How do we consider this deadly repetition in the context of white consumption of Black death, where the precursor to the current famine was memorialized in American consciousness by the South Park character Starvin’ Marvin? Even as a satire of western humanitarianism, the controlling images of Ethiopianness as perpetual hunger and emaciation, eternal victory over western colonialism, or as an ancient Amhara Christian kingdom, forcelose liberatory possibilities by positing citizen-subjects as moldable objects within the limited political imaginary of the viewer. These dynamics are exacerbated by the design of social media where novelty and recency take precedence and lamentations for the dead are ephemeral by design.

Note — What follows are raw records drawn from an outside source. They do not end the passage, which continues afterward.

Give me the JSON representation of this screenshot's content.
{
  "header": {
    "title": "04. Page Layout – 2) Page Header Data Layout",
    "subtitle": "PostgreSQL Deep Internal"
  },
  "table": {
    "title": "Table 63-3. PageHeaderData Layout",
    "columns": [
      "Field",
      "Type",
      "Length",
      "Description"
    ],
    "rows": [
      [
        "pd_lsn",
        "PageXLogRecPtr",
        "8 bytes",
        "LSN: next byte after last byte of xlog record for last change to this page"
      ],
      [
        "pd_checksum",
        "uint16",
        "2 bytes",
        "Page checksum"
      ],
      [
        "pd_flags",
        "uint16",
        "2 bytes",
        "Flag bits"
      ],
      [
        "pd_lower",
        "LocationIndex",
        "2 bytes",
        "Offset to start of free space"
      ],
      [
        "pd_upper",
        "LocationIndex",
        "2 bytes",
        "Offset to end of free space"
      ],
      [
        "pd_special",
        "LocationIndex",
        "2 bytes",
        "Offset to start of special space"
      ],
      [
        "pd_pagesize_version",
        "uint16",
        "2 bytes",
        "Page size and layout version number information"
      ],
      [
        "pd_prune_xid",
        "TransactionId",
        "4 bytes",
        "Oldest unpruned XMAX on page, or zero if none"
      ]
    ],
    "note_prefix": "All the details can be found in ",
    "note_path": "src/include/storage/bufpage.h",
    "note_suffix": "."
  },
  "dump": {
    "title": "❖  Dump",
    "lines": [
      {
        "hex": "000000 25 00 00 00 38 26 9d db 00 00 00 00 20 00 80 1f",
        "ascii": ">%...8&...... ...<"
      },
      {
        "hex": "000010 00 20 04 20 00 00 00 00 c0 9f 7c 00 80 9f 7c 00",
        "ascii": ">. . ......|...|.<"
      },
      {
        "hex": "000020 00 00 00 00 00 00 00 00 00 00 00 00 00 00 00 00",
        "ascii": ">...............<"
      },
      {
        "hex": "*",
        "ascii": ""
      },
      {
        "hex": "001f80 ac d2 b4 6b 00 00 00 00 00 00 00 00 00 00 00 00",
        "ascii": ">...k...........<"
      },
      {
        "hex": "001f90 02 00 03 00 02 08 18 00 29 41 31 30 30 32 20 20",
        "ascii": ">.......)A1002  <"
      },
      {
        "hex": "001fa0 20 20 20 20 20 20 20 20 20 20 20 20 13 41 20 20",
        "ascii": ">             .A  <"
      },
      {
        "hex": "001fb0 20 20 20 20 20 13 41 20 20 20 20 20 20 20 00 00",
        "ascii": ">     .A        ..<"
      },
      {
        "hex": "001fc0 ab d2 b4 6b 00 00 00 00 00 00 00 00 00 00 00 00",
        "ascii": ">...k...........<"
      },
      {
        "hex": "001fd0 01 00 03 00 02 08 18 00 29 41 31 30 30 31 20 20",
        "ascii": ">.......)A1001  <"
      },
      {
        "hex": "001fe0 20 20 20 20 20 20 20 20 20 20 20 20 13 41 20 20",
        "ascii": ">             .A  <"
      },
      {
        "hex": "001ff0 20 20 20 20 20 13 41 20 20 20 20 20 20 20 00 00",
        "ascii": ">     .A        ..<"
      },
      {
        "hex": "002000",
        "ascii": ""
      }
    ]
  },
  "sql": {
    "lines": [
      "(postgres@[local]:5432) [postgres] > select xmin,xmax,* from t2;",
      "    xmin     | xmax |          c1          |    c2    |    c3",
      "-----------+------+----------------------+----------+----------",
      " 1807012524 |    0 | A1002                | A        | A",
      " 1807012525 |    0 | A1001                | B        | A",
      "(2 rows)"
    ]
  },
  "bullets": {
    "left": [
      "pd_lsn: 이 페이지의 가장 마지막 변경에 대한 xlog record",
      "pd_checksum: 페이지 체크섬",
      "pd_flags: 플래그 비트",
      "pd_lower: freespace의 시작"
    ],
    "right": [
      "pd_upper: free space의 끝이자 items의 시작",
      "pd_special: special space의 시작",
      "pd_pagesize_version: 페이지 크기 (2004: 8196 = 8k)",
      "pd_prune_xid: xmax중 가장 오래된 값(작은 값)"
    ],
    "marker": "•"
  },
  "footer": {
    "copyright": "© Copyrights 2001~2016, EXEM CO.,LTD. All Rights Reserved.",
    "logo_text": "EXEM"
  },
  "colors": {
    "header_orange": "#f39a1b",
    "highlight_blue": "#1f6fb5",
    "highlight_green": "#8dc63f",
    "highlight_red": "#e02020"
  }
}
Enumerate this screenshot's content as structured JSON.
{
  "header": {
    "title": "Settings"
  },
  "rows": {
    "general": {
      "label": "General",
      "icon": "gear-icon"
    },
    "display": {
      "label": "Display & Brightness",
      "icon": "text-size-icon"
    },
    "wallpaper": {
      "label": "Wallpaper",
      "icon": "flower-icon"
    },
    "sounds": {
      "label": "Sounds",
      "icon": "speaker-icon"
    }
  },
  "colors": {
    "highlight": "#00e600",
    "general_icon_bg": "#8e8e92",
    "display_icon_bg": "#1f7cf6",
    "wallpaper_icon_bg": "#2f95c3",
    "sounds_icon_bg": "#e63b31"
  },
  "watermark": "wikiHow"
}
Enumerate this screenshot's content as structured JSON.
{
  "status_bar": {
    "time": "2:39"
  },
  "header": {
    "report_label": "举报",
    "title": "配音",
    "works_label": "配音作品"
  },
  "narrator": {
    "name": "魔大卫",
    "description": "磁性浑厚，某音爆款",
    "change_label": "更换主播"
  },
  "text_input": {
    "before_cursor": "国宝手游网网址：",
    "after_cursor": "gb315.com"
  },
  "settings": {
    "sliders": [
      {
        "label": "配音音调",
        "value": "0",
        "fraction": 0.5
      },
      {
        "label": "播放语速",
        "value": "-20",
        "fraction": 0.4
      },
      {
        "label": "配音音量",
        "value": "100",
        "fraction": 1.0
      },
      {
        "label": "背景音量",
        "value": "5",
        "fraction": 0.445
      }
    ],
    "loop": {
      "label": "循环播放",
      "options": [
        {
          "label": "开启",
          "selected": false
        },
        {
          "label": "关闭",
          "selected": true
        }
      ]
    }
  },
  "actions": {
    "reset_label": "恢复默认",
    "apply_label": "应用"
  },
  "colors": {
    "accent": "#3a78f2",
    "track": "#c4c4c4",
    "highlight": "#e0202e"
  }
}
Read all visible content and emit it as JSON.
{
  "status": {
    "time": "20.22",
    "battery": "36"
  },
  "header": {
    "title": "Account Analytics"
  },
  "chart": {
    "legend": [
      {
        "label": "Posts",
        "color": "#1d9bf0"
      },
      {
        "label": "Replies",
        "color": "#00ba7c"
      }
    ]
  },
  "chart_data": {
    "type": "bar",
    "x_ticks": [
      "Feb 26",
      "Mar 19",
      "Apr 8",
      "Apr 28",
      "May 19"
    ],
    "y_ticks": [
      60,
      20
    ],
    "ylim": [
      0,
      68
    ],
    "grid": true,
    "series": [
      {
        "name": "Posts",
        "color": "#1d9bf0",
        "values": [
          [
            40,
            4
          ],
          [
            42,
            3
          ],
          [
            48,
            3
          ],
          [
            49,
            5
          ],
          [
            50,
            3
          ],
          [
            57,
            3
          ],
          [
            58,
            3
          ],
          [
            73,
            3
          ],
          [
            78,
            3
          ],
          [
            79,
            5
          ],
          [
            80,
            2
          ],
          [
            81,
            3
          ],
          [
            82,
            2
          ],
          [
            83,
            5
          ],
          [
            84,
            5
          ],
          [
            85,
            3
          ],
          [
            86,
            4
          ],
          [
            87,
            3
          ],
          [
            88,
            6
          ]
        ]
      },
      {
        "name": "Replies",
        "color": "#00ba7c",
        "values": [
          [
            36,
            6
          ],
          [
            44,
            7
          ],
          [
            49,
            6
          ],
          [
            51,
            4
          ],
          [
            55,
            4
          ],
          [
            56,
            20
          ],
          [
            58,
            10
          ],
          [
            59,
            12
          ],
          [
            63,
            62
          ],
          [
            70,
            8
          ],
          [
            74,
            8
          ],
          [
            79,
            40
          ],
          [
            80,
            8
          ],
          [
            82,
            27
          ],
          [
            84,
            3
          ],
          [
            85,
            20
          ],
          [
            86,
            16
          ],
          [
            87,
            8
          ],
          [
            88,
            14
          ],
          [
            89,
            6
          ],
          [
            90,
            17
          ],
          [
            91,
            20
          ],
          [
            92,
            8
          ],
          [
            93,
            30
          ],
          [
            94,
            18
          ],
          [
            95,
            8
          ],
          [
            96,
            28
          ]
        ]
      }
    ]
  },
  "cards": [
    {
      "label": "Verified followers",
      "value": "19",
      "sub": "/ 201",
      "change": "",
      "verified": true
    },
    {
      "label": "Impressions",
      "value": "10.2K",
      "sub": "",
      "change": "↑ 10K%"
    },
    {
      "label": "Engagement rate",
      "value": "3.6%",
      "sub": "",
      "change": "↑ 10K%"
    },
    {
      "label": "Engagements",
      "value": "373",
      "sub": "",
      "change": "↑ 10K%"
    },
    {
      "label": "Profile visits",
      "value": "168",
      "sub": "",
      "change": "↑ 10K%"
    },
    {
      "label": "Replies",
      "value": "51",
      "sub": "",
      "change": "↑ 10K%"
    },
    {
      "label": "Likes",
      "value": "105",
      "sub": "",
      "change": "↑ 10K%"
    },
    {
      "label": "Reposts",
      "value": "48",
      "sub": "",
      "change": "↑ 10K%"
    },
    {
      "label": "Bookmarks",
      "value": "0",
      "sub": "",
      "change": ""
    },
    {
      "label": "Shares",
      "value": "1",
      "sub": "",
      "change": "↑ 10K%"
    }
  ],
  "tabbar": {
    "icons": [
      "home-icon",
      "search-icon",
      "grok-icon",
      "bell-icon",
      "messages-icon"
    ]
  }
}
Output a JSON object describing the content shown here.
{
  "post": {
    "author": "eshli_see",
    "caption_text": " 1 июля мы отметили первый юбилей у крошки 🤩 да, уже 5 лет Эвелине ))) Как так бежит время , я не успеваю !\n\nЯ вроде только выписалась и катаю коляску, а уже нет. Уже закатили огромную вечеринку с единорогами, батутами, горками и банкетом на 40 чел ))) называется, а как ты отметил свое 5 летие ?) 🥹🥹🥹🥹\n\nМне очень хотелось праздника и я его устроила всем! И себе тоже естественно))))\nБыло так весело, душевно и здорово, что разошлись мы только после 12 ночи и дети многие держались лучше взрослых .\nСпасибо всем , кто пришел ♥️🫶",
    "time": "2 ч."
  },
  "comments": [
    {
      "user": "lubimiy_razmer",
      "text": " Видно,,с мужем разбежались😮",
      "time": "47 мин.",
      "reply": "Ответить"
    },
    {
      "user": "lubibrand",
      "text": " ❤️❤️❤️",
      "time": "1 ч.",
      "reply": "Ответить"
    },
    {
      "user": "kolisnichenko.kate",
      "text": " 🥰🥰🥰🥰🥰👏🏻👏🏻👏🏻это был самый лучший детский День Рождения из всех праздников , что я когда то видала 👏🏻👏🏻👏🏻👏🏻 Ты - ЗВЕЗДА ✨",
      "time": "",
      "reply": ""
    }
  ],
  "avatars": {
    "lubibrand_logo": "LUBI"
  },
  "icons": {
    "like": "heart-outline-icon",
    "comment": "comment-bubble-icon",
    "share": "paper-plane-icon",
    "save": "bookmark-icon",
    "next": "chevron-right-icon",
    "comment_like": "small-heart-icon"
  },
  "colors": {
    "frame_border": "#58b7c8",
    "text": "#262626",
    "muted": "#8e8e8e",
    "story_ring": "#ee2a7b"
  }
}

In a country where more than 78% of the population is rural and social media penetration is relatively low, narratives are skewed towards and by the urban populous and the diaspora. Reimagining coexistence in the Horn of Africa beyond the nation-state also requires a critical examination of the infrastructure, both cultural and technological, where we negotiate our collective meaning-making. The implications of the United Nations High Commissioner for Refugees reaching its goal of being the world’s largest multinational biometric database as of 2020 is beyond the scope of this essay. But the displaced people entering their iris scans and fingerprints into the biometric register of refugee intake systems are those who simultaneously refuse the symbolism of Ethiopian exceptionalism used to justify the Tigray genocide. They are largely excluded from public contestation of narratives around the war on western social media. This invitation to collectively remember must reject the hybrid colonial grammar of corporate technocracy, humanitarian intervention, and imperial glorifications that discipline our conceptions of catastrophe. As Sylvia Wynter posits in dialogue with Bedour Alagraa: “We need to re-initiate ourselves, a symbolic life through death, and create ourselves anew!” In the context of Ethiopian empire, this compels us to return to Haacaaluu’s query: Do we even exist? ■